### RECORDS FOR THIS TASK:

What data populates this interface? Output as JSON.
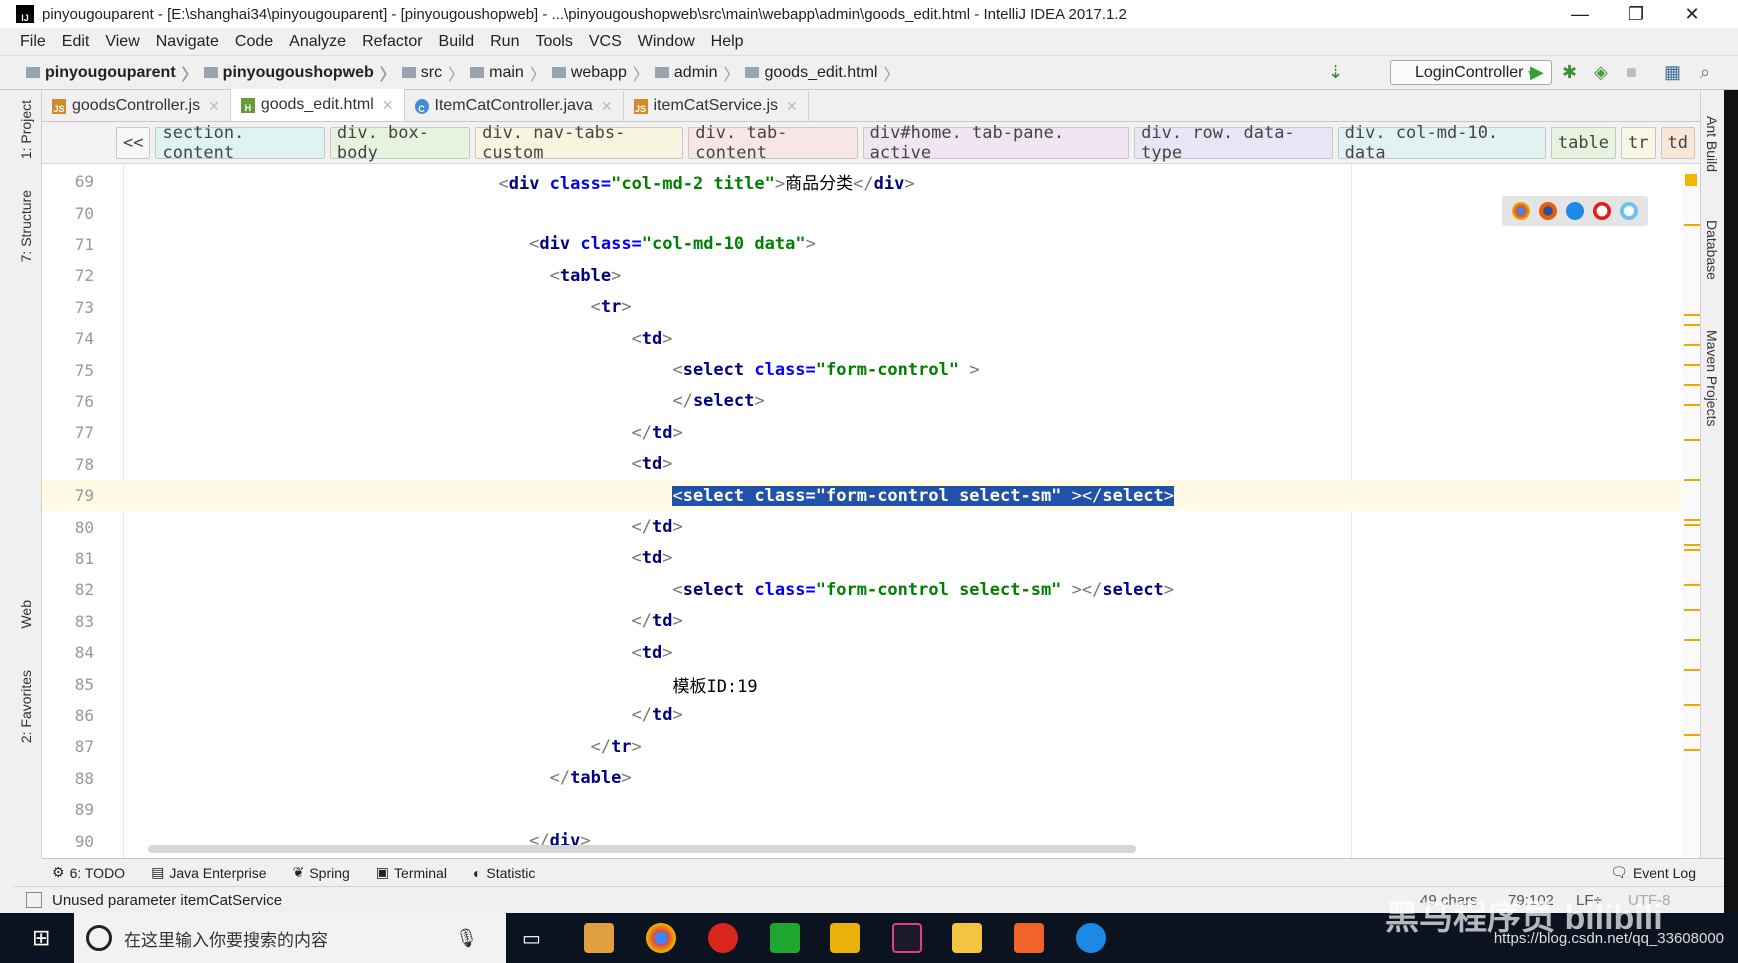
{
  "window": {
    "title": "pinyougouparent - [E:\\shanghai34\\pinyougouparent] - [pinyougoushopweb] - ...\\pinyougoushopweb\\src\\main\\webapp\\admin\\goods_edit.html - IntelliJ IDEA 2017.1.2",
    "logo": "IJ",
    "minimize": "—",
    "restore": "❐",
    "close": "✕"
  },
  "menu": [
    "File",
    "Edit",
    "View",
    "Navigate",
    "Code",
    "Analyze",
    "Refactor",
    "Build",
    "Run",
    "Tools",
    "VCS",
    "Window",
    "Help"
  ],
  "breadcrumb": [
    {
      "label": "pinyougouparent",
      "bold": true
    },
    {
      "label": "pinyougoushopweb",
      "bold": true
    },
    {
      "label": "src"
    },
    {
      "label": "main"
    },
    {
      "label": "webapp"
    },
    {
      "label": "admin"
    },
    {
      "label": "goods_edit.html"
    }
  ],
  "toolbar": {
    "run_config": "LoginController",
    "run_config_arrow": "▾"
  },
  "tabs": [
    {
      "label": "goodsController.js",
      "icon": "JS",
      "color": "#d08a2a",
      "active": false
    },
    {
      "label": "goods_edit.html",
      "icon": "H",
      "color": "#6a9a3a",
      "active": true
    },
    {
      "label": "ItemCatController.java",
      "icon": "C",
      "color": "#3d8ed6",
      "active": false
    },
    {
      "label": "itemCatService.js",
      "icon": "JS",
      "color": "#d08a2a",
      "active": false
    }
  ],
  "tag_breadcrumb": {
    "back": "<<",
    "items": [
      {
        "label": "section. content",
        "color": "#e0f3f3"
      },
      {
        "label": "div. box-body",
        "color": "#e6f4df"
      },
      {
        "label": "div. nav-tabs-custom",
        "color": "#f7f5e0"
      },
      {
        "label": "div. tab-content",
        "color": "#f8e6e6"
      },
      {
        "label": "div#home. tab-pane. active",
        "color": "#f1e4f3"
      },
      {
        "label": "div. row. data-type",
        "color": "#e6e6f6"
      },
      {
        "label": "div. col-md-10. data",
        "color": "#e2f2f2"
      },
      {
        "label": "table",
        "color": "#e6f4df"
      },
      {
        "label": "tr",
        "color": "#f8f6e4"
      },
      {
        "label": "td",
        "color": "#fae6d6"
      }
    ]
  },
  "left_tools": [
    "1: Project",
    "7: Structure",
    "Web",
    "2: Favorites"
  ],
  "right_tools": [
    "Ant Build",
    "Database",
    "Maven Projects"
  ],
  "editor": {
    "current_line": 79,
    "lines": [
      {
        "n": "69",
        "s": [
          [
            "                                    ",
            "txt"
          ],
          [
            "<",
            "br"
          ],
          [
            "div ",
            "tag"
          ],
          [
            "class=",
            "attr"
          ],
          [
            "\"col-md-2 title\"",
            "val"
          ],
          [
            ">",
            "br"
          ],
          [
            "商品分类",
            "txt"
          ],
          [
            "</",
            "br"
          ],
          [
            "div",
            "tag"
          ],
          [
            ">",
            "br"
          ]
        ]
      },
      {
        "n": "70",
        "s": []
      },
      {
        "n": "71",
        "s": [
          [
            "                                       ",
            "txt"
          ],
          [
            "<",
            "br"
          ],
          [
            "div ",
            "tag"
          ],
          [
            "class=",
            "attr"
          ],
          [
            "\"col-md-10 data\"",
            "val"
          ],
          [
            ">",
            "br"
          ]
        ]
      },
      {
        "n": "72",
        "s": [
          [
            "                                         ",
            "txt"
          ],
          [
            "<",
            "br"
          ],
          [
            "table",
            "tag"
          ],
          [
            ">",
            "br"
          ]
        ]
      },
      {
        "n": "73",
        "s": [
          [
            "                                             ",
            "txt"
          ],
          [
            "<",
            "br"
          ],
          [
            "tr",
            "tag"
          ],
          [
            ">",
            "br"
          ]
        ]
      },
      {
        "n": "74",
        "s": [
          [
            "                                                 ",
            "txt"
          ],
          [
            "<",
            "br"
          ],
          [
            "td",
            "tag"
          ],
          [
            ">",
            "br"
          ]
        ]
      },
      {
        "n": "75",
        "s": [
          [
            "                                                     ",
            "txt"
          ],
          [
            "<",
            "br"
          ],
          [
            "select ",
            "tag"
          ],
          [
            "class=",
            "attr"
          ],
          [
            "\"form-control\"",
            "val"
          ],
          [
            " >",
            "br"
          ]
        ]
      },
      {
        "n": "76",
        "s": [
          [
            "                                                     ",
            "txt"
          ],
          [
            "</",
            "br"
          ],
          [
            "select",
            "tag"
          ],
          [
            ">",
            "br"
          ]
        ]
      },
      {
        "n": "77",
        "s": [
          [
            "                                                 ",
            "txt"
          ],
          [
            "</",
            "br"
          ],
          [
            "td",
            "tag"
          ],
          [
            ">",
            "br"
          ]
        ]
      },
      {
        "n": "78",
        "s": [
          [
            "                                                 ",
            "txt"
          ],
          [
            "<",
            "br"
          ],
          [
            "td",
            "tag"
          ],
          [
            ">",
            "br"
          ]
        ]
      },
      {
        "n": "79",
        "s": [
          [
            "                                                     ",
            "txt"
          ],
          [
            "<",
            "br sel"
          ],
          [
            "select ",
            "tag sel"
          ],
          [
            "class=",
            "attr sel"
          ],
          [
            "\"form-control select-sm\"",
            "val sel"
          ],
          [
            " ></",
            "br sel"
          ],
          [
            "select",
            "tag sel"
          ],
          [
            ">",
            "br sel"
          ]
        ]
      },
      {
        "n": "80",
        "s": [
          [
            "                                                 ",
            "txt"
          ],
          [
            "</",
            "br"
          ],
          [
            "td",
            "tag"
          ],
          [
            ">",
            "br"
          ]
        ]
      },
      {
        "n": "81",
        "s": [
          [
            "                                                 ",
            "txt"
          ],
          [
            "<",
            "br"
          ],
          [
            "td",
            "tag"
          ],
          [
            ">",
            "br"
          ]
        ]
      },
      {
        "n": "82",
        "s": [
          [
            "                                                     ",
            "txt"
          ],
          [
            "<",
            "br"
          ],
          [
            "select ",
            "tag"
          ],
          [
            "class=",
            "attr"
          ],
          [
            "\"form-control select-sm\"",
            "val"
          ],
          [
            " ></",
            "br"
          ],
          [
            "select",
            "tag"
          ],
          [
            ">",
            "br"
          ]
        ]
      },
      {
        "n": "83",
        "s": [
          [
            "                                                 ",
            "txt"
          ],
          [
            "</",
            "br"
          ],
          [
            "td",
            "tag"
          ],
          [
            ">",
            "br"
          ]
        ]
      },
      {
        "n": "84",
        "s": [
          [
            "                                                 ",
            "txt"
          ],
          [
            "<",
            "br"
          ],
          [
            "td",
            "tag"
          ],
          [
            ">",
            "br"
          ]
        ]
      },
      {
        "n": "85",
        "s": [
          [
            "                                                     ",
            "txt"
          ],
          [
            "模板ID:19",
            "txt"
          ]
        ]
      },
      {
        "n": "86",
        "s": [
          [
            "                                                 ",
            "txt"
          ],
          [
            "</",
            "br"
          ],
          [
            "td",
            "tag"
          ],
          [
            ">",
            "br"
          ]
        ]
      },
      {
        "n": "87",
        "s": [
          [
            "                                             ",
            "txt"
          ],
          [
            "</",
            "br"
          ],
          [
            "tr",
            "tag"
          ],
          [
            ">",
            "br"
          ]
        ]
      },
      {
        "n": "88",
        "s": [
          [
            "                                         ",
            "txt"
          ],
          [
            "</",
            "br"
          ],
          [
            "table",
            "tag"
          ],
          [
            ">",
            "br"
          ]
        ]
      },
      {
        "n": "89",
        "s": []
      },
      {
        "n": "90",
        "s": [
          [
            "                                       ",
            "txt"
          ],
          [
            "</",
            "br"
          ],
          [
            "div",
            "tag"
          ],
          [
            ">",
            "br"
          ]
        ]
      }
    ]
  },
  "bottom_tools": [
    {
      "label": "6: TODO",
      "icon": "todo-icon"
    },
    {
      "label": "Java Enterprise",
      "icon": "java-enterprise-icon"
    },
    {
      "label": "Spring",
      "icon": "spring-icon"
    },
    {
      "label": "Terminal",
      "icon": "terminal-icon"
    },
    {
      "label": "Statistic",
      "icon": "statistic-icon"
    }
  ],
  "event_log": "Event Log",
  "status": {
    "message": "Unused parameter itemCatService",
    "chars": "49 chars",
    "position": "79:102",
    "line_sep": "LF÷",
    "encoding": "UTF-8"
  },
  "taskbar": {
    "search_placeholder": "在这里输入你要搜索的内容"
  },
  "watermark": {
    "url": "https://blog.csdn.net/qq_33608000",
    "brand": "黑马程序员 bilibili"
  }
}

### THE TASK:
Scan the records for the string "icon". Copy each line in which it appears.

### RESPONSE:
      "icon": "JS",
      "icon": "H",
      "icon": "C",
      "icon": "JS",
      "icon": "todo-icon"
      "icon": "java-enterprise-icon"
      "icon": "spring-icon"
      "icon": "terminal-icon"
      "icon": "statistic-icon"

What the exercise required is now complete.